The emphasis is always on combining the best local ingredients with creativity and imagination to produce something that tastes great and, crucially, is beautifully presented. As you can see from the images here the standard in 2020 is as high as ever.
The competitors are judged by a panel of food critics and industry figures and the final three winning entries will be sent to the Official Spanish Tapas and Pinchos Championship in 2021.
The popularity of Granada as a culinary destination continues to drive excellence and creativity in its bars and restaurants, and competition time is a great opportunity for real food lovers to visit the city before it gets really busy.
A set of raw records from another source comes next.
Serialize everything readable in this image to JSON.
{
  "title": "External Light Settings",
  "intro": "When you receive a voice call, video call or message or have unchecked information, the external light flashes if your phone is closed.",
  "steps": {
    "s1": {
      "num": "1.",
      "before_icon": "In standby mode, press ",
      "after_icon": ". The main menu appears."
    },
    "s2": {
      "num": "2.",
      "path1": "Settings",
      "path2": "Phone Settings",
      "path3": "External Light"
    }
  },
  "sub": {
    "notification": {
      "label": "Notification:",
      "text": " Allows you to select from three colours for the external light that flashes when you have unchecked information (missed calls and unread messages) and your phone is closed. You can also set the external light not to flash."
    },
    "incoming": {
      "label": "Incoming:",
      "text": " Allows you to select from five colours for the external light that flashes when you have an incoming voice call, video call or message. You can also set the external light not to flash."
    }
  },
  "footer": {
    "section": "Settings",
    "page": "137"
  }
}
Granada’s peak months are April, May, June, September and October.
Congratulations to all winners and finalists who were announced this weekend. This lineup makes a great tapas bucket list for any of you foodies out there planning a visit to Granada this autumn or spring 2021.
For more details of this year’s participating bars and where to find them visit Granada de Tapas Gastronómicas.
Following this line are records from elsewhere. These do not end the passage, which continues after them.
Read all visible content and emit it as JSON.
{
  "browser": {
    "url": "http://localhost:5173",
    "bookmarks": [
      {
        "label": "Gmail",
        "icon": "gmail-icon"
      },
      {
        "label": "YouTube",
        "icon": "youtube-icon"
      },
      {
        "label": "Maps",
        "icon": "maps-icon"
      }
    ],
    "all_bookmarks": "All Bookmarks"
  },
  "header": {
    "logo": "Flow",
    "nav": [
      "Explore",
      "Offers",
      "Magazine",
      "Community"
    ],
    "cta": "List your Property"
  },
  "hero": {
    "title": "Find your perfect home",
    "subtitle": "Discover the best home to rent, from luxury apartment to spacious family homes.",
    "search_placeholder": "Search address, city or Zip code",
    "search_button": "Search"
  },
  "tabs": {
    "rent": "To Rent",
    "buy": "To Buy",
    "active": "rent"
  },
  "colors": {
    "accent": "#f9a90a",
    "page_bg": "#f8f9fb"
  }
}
- ‘Pionono de cordero segureño con brandada de alcachofa’, Antonio Francisco Rojas, Picoteca 3 Maneras
- ‘Con mucho rollo’, Cristian Puebla, Garden Plaza Bar
- ‘Secreto Marino’ Patricia Aguilar, El Secreto de Humphrey
- ‘Repápalo del Sacromonte’, Jéssica Corpas, Arrozante Restaurant, Hotel Barceló Granada Congress
- ‘Aquellas gachas de ajo quemao’, José Miguel Magin, Gastrobar Qübba, Hotel Santos Saray
‘Pionono’ of slow-cooked Segureño lamb, topped with foie gras on a bed of cod and artichoke brandade | Picoteca 3 Maneras
Take a tapas tour in Granada
The term ‘food tourism’ was coined back in 2003 by the World Food Travel Association. I started my tapas tours in 2006, without knowing that this style of tourism even existed. I simply wanted to promote Granada and show visitors good places to eat in the city.
In the 15 years I’ve been organising tours, I estimate that around 10,000 people have come ’through the doors’. Groups are always small (maximum of six to eight people) and with new Covid-19 measures in place, the tours in the future will undoubtedly be even smaller.
So much more than ‘just’ a tapas tour with the standard four or six drinks included. Every route is unique, depending on when you go, where you go, who is leading the tour and of course the participants themselves. The experience is more like a ‘night out with friends’ and you’ll learn about the history and local life in the city as well as the food and drink.
For us, it’s always about the experience. Enjoying Granada and the finest tapas it has to offer.